In accordance with these principles God has ever claimed the appointment of the Priests. Aaron who was the first and greatest high priest of the Mosaic economy, was called by the Lord in a peculiar and miraculous manner. He was even named by name.— The law respecting his successors also required as clear evidence that they were called to the holy office by the Lord, as though they had been designated by name. The sacred enactments of Moses very clearly defined all the necessary qualifications, and none could
be legitimately endowed with holy orders who had not these prescribed qualities. Where they existed however, they furnished the most decisive evidence of a Divine vocation. And though this office was greatly degraded from its original dignity in the days of Paul, and the prescriptions of the law in reference to it were but little regarded; yet, such was the only priesthood which the Lord acknowledged.

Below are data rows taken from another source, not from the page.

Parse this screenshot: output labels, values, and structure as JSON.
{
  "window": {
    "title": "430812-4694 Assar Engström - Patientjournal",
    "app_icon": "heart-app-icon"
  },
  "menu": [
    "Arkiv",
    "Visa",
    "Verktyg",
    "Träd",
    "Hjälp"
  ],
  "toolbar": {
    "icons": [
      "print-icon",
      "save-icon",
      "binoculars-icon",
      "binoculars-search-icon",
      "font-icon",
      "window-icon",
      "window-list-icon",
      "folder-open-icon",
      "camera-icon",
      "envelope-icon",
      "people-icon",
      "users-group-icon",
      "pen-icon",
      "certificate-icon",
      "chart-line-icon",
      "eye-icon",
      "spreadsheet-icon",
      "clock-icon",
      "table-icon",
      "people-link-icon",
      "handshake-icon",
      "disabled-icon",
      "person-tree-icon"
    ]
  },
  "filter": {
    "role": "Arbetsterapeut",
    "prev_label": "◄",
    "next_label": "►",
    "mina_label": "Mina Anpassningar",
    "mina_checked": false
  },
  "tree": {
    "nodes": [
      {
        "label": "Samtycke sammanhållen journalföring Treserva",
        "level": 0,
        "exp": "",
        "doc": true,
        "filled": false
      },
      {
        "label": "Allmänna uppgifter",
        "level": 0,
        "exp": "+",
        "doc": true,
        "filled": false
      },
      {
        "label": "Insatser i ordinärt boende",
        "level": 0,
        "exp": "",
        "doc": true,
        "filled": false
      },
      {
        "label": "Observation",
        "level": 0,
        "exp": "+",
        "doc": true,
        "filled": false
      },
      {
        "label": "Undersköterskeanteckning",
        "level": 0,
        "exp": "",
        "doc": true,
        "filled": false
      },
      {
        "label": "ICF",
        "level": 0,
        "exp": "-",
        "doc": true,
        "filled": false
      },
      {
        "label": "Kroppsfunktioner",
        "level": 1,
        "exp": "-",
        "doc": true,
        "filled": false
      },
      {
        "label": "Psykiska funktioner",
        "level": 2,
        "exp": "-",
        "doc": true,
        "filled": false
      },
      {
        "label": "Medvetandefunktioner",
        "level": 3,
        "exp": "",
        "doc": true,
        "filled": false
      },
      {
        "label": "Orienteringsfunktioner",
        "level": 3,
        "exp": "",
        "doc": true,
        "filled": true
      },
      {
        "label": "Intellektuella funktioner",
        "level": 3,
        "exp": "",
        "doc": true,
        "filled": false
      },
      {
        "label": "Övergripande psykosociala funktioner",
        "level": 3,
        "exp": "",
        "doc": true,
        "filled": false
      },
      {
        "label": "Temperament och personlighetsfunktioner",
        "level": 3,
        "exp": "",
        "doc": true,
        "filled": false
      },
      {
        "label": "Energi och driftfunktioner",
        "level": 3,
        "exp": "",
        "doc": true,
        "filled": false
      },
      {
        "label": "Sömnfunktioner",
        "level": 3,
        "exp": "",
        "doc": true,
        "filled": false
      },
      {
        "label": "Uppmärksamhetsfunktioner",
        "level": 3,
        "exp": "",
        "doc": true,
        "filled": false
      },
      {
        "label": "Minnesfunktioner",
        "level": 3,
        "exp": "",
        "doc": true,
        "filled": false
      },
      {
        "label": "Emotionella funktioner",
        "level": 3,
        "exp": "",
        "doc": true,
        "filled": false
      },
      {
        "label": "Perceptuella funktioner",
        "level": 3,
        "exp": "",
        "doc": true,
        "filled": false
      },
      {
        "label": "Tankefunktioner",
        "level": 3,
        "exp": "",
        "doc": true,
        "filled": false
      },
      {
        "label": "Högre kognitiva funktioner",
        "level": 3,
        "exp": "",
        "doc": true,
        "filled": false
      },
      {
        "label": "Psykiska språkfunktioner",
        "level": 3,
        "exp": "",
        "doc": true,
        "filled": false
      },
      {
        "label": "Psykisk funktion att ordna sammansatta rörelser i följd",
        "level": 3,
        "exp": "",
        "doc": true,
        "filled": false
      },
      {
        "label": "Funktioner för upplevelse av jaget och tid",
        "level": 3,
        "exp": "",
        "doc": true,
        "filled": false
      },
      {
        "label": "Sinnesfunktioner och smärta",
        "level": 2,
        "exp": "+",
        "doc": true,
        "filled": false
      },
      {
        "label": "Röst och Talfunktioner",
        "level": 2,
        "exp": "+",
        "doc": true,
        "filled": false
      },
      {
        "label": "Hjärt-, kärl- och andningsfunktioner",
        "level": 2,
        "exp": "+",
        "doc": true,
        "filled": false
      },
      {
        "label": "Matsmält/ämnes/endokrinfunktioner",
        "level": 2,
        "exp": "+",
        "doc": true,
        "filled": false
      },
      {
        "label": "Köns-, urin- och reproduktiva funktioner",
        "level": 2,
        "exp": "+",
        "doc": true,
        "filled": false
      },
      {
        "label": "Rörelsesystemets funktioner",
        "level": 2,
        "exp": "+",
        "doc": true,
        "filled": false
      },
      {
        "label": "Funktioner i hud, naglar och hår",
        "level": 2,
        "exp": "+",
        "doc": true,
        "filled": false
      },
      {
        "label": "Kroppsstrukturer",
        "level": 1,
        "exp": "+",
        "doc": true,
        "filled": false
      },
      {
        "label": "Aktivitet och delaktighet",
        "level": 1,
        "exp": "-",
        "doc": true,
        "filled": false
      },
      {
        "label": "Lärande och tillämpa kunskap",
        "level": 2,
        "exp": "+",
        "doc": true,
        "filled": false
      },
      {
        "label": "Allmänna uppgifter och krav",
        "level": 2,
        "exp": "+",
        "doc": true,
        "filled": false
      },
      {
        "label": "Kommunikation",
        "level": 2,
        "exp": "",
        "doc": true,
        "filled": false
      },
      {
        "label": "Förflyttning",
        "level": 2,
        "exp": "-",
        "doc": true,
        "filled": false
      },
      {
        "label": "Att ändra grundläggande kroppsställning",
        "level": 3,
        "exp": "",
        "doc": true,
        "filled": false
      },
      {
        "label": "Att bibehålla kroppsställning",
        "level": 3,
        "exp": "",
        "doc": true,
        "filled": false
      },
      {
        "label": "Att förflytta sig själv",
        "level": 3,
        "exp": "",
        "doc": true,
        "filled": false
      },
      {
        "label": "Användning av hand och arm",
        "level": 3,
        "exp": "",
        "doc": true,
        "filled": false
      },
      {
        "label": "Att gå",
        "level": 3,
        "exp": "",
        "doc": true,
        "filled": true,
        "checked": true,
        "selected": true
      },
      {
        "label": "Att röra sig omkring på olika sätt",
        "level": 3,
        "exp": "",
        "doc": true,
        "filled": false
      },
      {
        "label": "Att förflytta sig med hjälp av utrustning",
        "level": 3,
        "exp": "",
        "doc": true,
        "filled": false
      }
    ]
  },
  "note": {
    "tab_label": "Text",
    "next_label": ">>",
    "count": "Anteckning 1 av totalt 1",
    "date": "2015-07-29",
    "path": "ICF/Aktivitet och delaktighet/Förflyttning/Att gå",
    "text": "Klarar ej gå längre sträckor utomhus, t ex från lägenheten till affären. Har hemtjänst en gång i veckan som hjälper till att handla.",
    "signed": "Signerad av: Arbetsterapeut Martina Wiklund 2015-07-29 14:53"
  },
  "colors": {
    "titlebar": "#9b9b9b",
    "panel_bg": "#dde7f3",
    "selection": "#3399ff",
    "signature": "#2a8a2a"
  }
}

Having defined the requisite qualifications of a Jewish priest, the apostle proceeds to show that Jesus Christ eminently possessed them all. In discussing this branch of the subject, he reverses the order observed above, and begins with the qualification last mentioned; viz: the Divine call. "So also Christ glorified not himself to be made an high priest; for he that said unto him, (as before quoted i. 5,) Thou art my Son, to-day have I begotten thee; also saith in another place, Thou art a priest forever after the order of Melchizedek." (Psa. cx. 4.) That these words, and the Psalm from which they are taken, apply to Christ the Messiah is evident from the following considerations. 1st. It is a Psalm of David, but it applies to one superior to him whom he even calls "Lord." 2nd. It does not refer to Jehovah, for there is a very plain distinction made between him and the personage addressed. 3d. There cannot be a reference to any of David's contemporaries, for there were none to whom he could or would have attributed this exalted superiority. 4th. Nor were there any but the Messiah among all his posterity to whom it could apply. 5th. Christ has expressly ascribed it to himself. (Matt. xxii. 43, 44.) 6th. The whole scope of the Psalm is such as to intimate its application to Christ. 7th. The apostle proceeds upon its application to the Messiah in a manner which plainly indicates the admission on the part of the Jews that they so understood it. If then the position refering this Psalm to a description of Christ be established, the question respecting the Divine authority of his priesthood is conclusively settled. He did not glorify himself to be made an high priest-he did not ambitiously obtrude himself into this great office. The Lord Jehovah himself has called him to this dignity; and though he was neither of the house of Aaron, nor of the tribe of Levi, has said unto him, "Thou art a priest forever after the order of Melchizedek." So far then as respects the Divine appointment of Christ's priesthood, all difficulty is obviated, and the point is decided.